TASK DESCRIPTION: Write the listing out again exactly as it stands, with no images.

EXCERPTED RECORDS:
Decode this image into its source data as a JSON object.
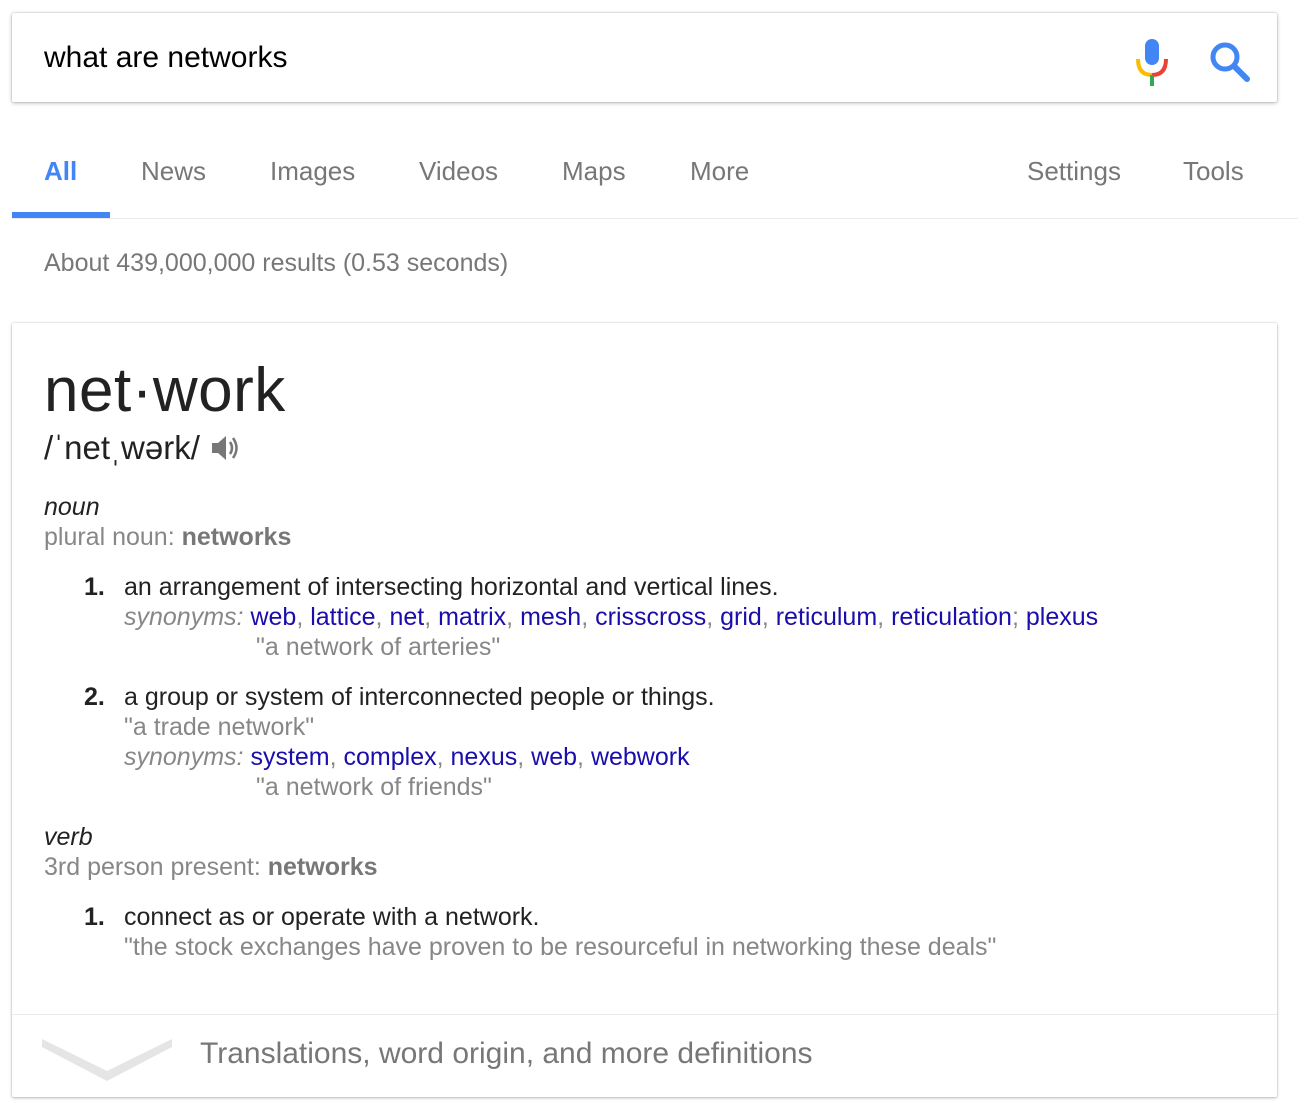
{
  "search": {
    "query": "what are networks"
  },
  "tabs": {
    "items": [
      {
        "label": "All"
      },
      {
        "label": "News"
      },
      {
        "label": "Images"
      },
      {
        "label": "Videos"
      },
      {
        "label": "Maps"
      },
      {
        "label": "More"
      },
      {
        "label": "Settings"
      },
      {
        "label": "Tools"
      }
    ],
    "active": "All"
  },
  "result_stats": "About 439,000,000 results (0.53 seconds)",
  "dictionary": {
    "headword": "net·work",
    "pronunciation": "/ˈnetˌwərk/",
    "noun": {
      "pos": "noun",
      "inflection_label": "plural noun: ",
      "inflection_value": "networks",
      "defs": [
        {
          "num": "1.",
          "text": "an arrangement of intersecting horizontal and vertical lines.",
          "synonyms_label": "synonyms:",
          "synonyms": [
            "web",
            "lattice",
            "net",
            "matrix",
            "mesh",
            "crisscross",
            "grid",
            "reticulum",
            "reticulation",
            "plexus"
          ],
          "example": "\"a network of arteries\""
        },
        {
          "num": "2.",
          "text": "a group or system of interconnected people or things.",
          "example_pre": "\"a trade network\"",
          "synonyms_label": "synonyms:",
          "synonyms": [
            "system",
            "complex",
            "nexus",
            "web",
            "webwork"
          ],
          "example": "\"a network of friends\""
        }
      ]
    },
    "verb": {
      "pos": "verb",
      "inflection_label": "3rd person present: ",
      "inflection_value": "networks",
      "defs": [
        {
          "num": "1.",
          "text": "connect as or operate with a network.",
          "example": "\"the stock exchanges have proven to be resourceful in networking these deals\""
        }
      ]
    },
    "footer_text": "Translations, word origin, and more definitions"
  },
  "colors": {
    "accent": "#4285f4",
    "link": "#1a0dab",
    "muted": "#878787"
  }
}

ANSWER SPACE:
Decode this image into its source data as a JSON object.
{
  "search": {
    "query": "what are networks"
  },
  "tabs": {
    "items": [
      {
        "label": "All"
      },
      {
        "label": "News"
      },
      {
        "label": "Images"
      },
      {
        "label": "Videos"
      },
      {
        "label": "Maps"
      },
      {
        "label": "More"
      },
      {
        "label": "Settings"
      },
      {
        "label": "Tools"
      }
    ],
    "active": "All"
  },
  "result_stats": "About 439,000,000 results (0.53 seconds)",
  "dictionary": {
    "headword": "net·work",
    "pronunciation": "/ˈnetˌwərk/",
    "noun": {
      "pos": "noun",
      "inflection_label": "plural noun: ",
      "inflection_value": "networks",
      "defs": [
        {
          "num": "1.",
          "text": "an arrangement of intersecting horizontal and vertical lines.",
          "synonyms_label": "synonyms:",
          "synonyms": [
            "web",
            "lattice",
            "net",
            "matrix",
            "mesh",
            "crisscross",
            "grid",
            "reticulum",
            "reticulation",
            "plexus"
          ],
          "example": "\"a network of arteries\""
        },
        {
          "num": "2.",
          "text": "a group or system of interconnected people or things.",
          "example_pre": "\"a trade network\"",
          "synonyms_label": "synonyms:",
          "synonyms": [
            "system",
            "complex",
            "nexus",
            "web",
            "webwork"
          ],
          "example": "\"a network of friends\""
        }
      ]
    },
    "verb": {
      "pos": "verb",
      "inflection_label": "3rd person present: ",
      "inflection_value": "networks",
      "defs": [
        {
          "num": "1.",
          "text": "connect as or operate with a network.",
          "example": "\"the stock exchanges have proven to be resourceful in networking these deals\""
        }
      ]
    },
    "footer_text": "Translations, word origin, and more definitions"
  },
  "colors": {
    "accent": "#4285f4",
    "link": "#1a0dab",
    "muted": "#878787"
  }
}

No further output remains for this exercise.